**Exercise brief:** Each line below should be written out exactly, with none skipped.

Top of Given information

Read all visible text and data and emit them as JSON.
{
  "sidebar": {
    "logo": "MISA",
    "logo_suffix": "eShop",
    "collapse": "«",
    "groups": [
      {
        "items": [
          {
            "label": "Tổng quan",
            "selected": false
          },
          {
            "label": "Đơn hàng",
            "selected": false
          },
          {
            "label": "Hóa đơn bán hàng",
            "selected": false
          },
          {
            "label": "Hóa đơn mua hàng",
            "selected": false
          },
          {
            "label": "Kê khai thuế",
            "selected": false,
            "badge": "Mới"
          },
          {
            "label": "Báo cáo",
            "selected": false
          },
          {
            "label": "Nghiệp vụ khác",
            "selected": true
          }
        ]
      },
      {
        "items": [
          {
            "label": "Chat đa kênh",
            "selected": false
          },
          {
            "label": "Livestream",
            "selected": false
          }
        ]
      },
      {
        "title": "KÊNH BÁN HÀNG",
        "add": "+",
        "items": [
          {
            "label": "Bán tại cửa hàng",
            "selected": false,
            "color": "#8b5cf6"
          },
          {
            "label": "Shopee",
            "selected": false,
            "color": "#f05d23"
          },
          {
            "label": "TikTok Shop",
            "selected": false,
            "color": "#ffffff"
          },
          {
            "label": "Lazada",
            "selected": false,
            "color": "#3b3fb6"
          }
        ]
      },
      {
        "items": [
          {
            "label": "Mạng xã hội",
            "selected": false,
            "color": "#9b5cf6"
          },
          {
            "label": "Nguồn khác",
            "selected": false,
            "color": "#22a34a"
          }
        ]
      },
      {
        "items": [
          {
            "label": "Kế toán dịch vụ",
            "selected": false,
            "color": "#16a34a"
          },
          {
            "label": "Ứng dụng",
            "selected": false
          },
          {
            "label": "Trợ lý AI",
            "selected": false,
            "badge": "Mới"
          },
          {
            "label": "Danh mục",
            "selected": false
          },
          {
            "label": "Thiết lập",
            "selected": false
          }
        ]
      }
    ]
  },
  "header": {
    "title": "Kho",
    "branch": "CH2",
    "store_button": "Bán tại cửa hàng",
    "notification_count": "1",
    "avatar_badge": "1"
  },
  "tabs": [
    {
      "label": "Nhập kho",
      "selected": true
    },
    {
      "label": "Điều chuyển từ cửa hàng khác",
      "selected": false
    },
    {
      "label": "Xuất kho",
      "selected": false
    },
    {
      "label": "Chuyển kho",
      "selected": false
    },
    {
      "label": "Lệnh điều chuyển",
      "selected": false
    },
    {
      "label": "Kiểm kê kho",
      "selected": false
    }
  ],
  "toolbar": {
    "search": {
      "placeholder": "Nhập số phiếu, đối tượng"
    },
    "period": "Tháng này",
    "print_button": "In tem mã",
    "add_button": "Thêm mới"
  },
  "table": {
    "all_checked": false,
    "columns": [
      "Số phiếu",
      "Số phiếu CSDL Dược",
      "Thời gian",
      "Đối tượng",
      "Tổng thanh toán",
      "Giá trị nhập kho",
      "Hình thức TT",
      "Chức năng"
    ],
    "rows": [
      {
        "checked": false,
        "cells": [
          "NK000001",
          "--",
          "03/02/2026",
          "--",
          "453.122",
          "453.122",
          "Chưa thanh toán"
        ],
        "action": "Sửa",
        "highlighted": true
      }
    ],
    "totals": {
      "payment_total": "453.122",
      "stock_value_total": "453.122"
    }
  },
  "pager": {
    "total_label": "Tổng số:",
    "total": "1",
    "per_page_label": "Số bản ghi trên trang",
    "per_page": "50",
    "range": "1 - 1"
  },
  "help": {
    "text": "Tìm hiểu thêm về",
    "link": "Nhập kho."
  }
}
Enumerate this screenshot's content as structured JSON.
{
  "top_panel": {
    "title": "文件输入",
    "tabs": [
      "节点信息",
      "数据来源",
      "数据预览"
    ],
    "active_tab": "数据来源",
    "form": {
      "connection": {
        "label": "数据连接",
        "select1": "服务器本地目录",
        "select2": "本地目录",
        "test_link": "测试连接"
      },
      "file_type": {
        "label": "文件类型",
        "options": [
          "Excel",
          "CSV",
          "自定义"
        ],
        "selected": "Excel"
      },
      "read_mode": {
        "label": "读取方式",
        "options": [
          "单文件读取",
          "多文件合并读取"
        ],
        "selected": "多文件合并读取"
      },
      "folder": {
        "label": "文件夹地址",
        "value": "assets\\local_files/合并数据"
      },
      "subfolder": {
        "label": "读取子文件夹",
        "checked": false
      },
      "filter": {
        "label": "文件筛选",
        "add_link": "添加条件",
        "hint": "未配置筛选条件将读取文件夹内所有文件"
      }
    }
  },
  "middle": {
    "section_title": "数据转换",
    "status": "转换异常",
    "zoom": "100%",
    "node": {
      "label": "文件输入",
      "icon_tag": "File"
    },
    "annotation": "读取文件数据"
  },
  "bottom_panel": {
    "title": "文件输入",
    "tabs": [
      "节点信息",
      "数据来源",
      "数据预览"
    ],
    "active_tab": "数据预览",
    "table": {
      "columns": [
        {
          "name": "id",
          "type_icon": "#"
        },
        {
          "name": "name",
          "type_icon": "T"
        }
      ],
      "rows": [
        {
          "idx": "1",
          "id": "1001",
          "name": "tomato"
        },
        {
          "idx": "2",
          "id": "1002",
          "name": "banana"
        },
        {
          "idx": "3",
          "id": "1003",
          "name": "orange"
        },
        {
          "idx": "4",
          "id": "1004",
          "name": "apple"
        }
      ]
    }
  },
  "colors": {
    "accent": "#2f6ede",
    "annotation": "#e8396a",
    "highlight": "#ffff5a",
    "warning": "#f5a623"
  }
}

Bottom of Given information

**Response:**
Read all visible text and data and emit them as JSON.
{
  "sidebar": {
    "logo": "MISA",
    "logo_suffix": "eShop",
    "collapse": "«",
    "groups": [
      {
        "items": [
          {
            "label": "Tổng quan",
            "selected": false
          },
          {
            "label": "Đơn hàng",
            "selected": false
          },
          {
            "label": "Hóa đơn bán hàng",
            "selected": false
          },
          {
            "label": "Hóa đơn mua hàng",
            "selected": false
          },
          {
            "label": "Kê khai thuế",
            "selected": false,
            "badge": "Mới"
          },
          {
            "label": "Báo cáo",
            "selected": false
          },
          {
            "label": "Nghiệp vụ khác",
            "selected": true
          }
        ]
      },
      {
        "items": [
          {
            "label": "Chat đa kênh",
            "selected": false
          },
          {
            "label": "Livestream",
            "selected": false
          }
        ]
      },
      {
        "title": "KÊNH BÁN HÀNG",
        "add": "+",
        "items": [
          {
            "label": "Bán tại cửa hàng",
            "selected": false,
            "color": "#8b5cf6"
          },
          {
            "label": "Shopee",
            "selected": false,
            "color": "#f05d23"
          },
          {
            "label": "TikTok Shop",
            "selected": false,
            "color": "#ffffff"
          },
          {
            "label": "Lazada",
            "selected": false,
            "color": "#3b3fb6"
          }
        ]
      },
      {
        "items": [
          {
            "label": "Mạng xã hội",
            "selected": false,
            "color": "#9b5cf6"
          },
          {
            "label": "Nguồn khác",
            "selected": false,
            "color": "#22a34a"
          }
        ]
      },
      {
        "items": [
          {
            "label": "Kế toán dịch vụ",
            "selected": false,
            "color": "#16a34a"
          },
          {
            "label": "Ứng dụng",
            "selected": false
          },
          {
            "label": "Trợ lý AI",
            "selected": false,
            "badge": "Mới"
          },
          {
            "label": "Danh mục",
            "selected": false
          },
          {
            "label": "Thiết lập",
            "selected": false
          }
        ]
      }
    ]
  },
  "header": {
    "title": "Kho",
    "branch": "CH2",
    "store_button": "Bán tại cửa hàng",
    "notification_count": "1",
    "avatar_badge": "1"
  },
  "tabs": [
    {
      "label": "Nhập kho",
      "selected": true
    },
    {
      "label": "Điều chuyển từ cửa hàng khác",
      "selected": false
    },
    {
      "label": "Xuất kho",
      "selected": false
    },
    {
      "label": "Chuyển kho",
      "selected": false
    },
    {
      "label": "Lệnh điều chuyển",
      "selected": false
    },
    {
      "label": "Kiểm kê kho",
      "selected": false
    }
  ],
  "toolbar": {
    "search": {
      "placeholder": "Nhập số phiếu, đối tượng"
    },
    "period": "Tháng này",
    "print_button": "In tem mã",
    "add_button": "Thêm mới"
  },
  "table": {
    "all_checked": false,
    "columns": [
      "Số phiếu",
      "Số phiếu CSDL Dược",
      "Thời gian",
      "Đối tượng",
      "Tổng thanh toán",
      "Giá trị nhập kho",
      "Hình thức TT",
      "Chức năng"
    ],
    "rows": [
      {
        "checked": false,
        "cells": [
          "NK000001",
          "--",
          "03/02/2026",
          "--",
          "453.122",
          "453.122",
          "Chưa thanh toán"
        ],
        "action": "Sửa",
        "highlighted": true
      }
    ],
    "totals": {
      "payment_total": "453.122",
      "stock_value_total": "453.122"
    }
  },
  "pager": {
    "total_label": "Tổng số:",
    "total": "1",
    "per_page_label": "Số bản ghi trên trang",
    "per_page": "50",
    "range": "1 - 1"
  },
  "help": {
    "text": "Tìm hiểu thêm về",
    "link": "Nhập kho."
  }
}
Enumerate this screenshot's content as structured JSON.
{
  "top_panel": {
    "title": "文件输入",
    "tabs": [
      "节点信息",
      "数据来源",
      "数据预览"
    ],
    "active_tab": "数据来源",
    "form": {
      "connection": {
        "label": "数据连接",
        "select1": "服务器本地目录",
        "select2": "本地目录",
        "test_link": "测试连接"
      },
      "file_type": {
        "label": "文件类型",
        "options": [
          "Excel",
          "CSV",
          "自定义"
        ],
        "selected": "Excel"
      },
      "read_mode": {
        "label": "读取方式",
        "options": [
          "单文件读取",
          "多文件合并读取"
        ],
        "selected": "多文件合并读取"
      },
      "folder": {
        "label": "文件夹地址",
        "value": "assets\\local_files/合并数据"
      },
      "subfolder": {
        "label": "读取子文件夹",
        "checked": false
      },
      "filter": {
        "label": "文件筛选",
        "add_link": "添加条件",
        "hint": "未配置筛选条件将读取文件夹内所有文件"
      }
    }
  },
  "middle": {
    "section_title": "数据转换",
    "status": "转换异常",
    "zoom": "100%",
    "node": {
      "label": "文件输入",
      "icon_tag": "File"
    },
    "annotation": "读取文件数据"
  },
  "bottom_panel": {
    "title": "文件输入",
    "tabs": [
      "节点信息",
      "数据来源",
      "数据预览"
    ],
    "active_tab": "数据预览",
    "table": {
      "columns": [
        {
          "name": "id",
          "type_icon": "#"
        },
        {
          "name": "name",
          "type_icon": "T"
        }
      ],
      "rows": [
        {
          "idx": "1",
          "id": "1001",
          "name": "tomato"
        },
        {
          "idx": "2",
          "id": "1002",
          "name": "banana"
        },
        {
          "idx": "3",
          "id": "1003",
          "name": "orange"
        },
        {
          "idx": "4",
          "id": "1004",
          "name": "apple"
        }
      ]
    }
  },
  "colors": {
    "accent": "#2f6ede",
    "annotation": "#e8396a",
    "highlight": "#ffff5a",
    "warning": "#f5a623"
  }
}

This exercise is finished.